GOP promotes social-media use despite recent controversy

McKeon, who lost to Rep. Allen West (R-Fla.) in the final-eight round of the New Media Challenge, said, "If you ignore [new media] you do so at your own peril."

McKeon credited President Obama with using social media to a "huge advantage" during his 2008 election. "[He] kind of made the last election different than any before," he said, and pointed out that social media has become an important aspect of any political campaign ever since.

"You can use it in the wrong way," McKeon said, acknowledging Weiner, who was forced to resign last month after sending inappropriate pictures to followers through social media. "That was really over the top," he said of the former lawmaker's Twitter use.

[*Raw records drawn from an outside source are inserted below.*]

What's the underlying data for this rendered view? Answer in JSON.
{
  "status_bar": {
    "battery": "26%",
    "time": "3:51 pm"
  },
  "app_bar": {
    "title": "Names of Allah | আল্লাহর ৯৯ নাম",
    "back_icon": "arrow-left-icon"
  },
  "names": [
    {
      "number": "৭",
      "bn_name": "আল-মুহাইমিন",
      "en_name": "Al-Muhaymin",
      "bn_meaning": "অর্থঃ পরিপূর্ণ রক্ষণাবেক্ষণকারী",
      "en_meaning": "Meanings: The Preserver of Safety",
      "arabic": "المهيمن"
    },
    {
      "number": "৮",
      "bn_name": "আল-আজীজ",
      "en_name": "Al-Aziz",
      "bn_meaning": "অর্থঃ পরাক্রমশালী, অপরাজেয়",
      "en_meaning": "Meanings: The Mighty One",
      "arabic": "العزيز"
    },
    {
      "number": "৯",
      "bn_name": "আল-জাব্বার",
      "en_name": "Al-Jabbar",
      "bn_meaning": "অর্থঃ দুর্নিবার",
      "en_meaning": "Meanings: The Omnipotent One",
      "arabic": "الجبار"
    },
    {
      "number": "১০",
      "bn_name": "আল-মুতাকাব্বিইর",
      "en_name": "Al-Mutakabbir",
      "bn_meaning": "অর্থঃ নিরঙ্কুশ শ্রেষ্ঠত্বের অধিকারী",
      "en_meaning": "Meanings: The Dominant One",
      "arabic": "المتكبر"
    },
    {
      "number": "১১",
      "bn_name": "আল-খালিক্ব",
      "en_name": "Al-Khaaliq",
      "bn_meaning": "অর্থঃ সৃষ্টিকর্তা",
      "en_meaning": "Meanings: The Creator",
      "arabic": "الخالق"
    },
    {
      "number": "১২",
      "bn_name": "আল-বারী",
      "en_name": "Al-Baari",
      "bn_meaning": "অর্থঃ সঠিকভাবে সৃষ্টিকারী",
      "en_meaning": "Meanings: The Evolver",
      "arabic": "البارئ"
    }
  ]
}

McKeon, McMorris Rodgers, and heavy social media users such as Fleming and Rep. Joe Walsh (R-Ill.), who took second place in the challenge, lead the way by encouraging their fellow Republicans to think of social media as another tool for connecting with constituents.

The social media contest, one of the ways the Republican Conference encourages social media use, aimed to promote and better equip members with "innovative ways to use these tools," according to a statement by McMorris Rodgers.

Participants in the challenge included 54 freshman lawmakers, 44 continuing members and eight committees for a total of 106 Republican members and committees.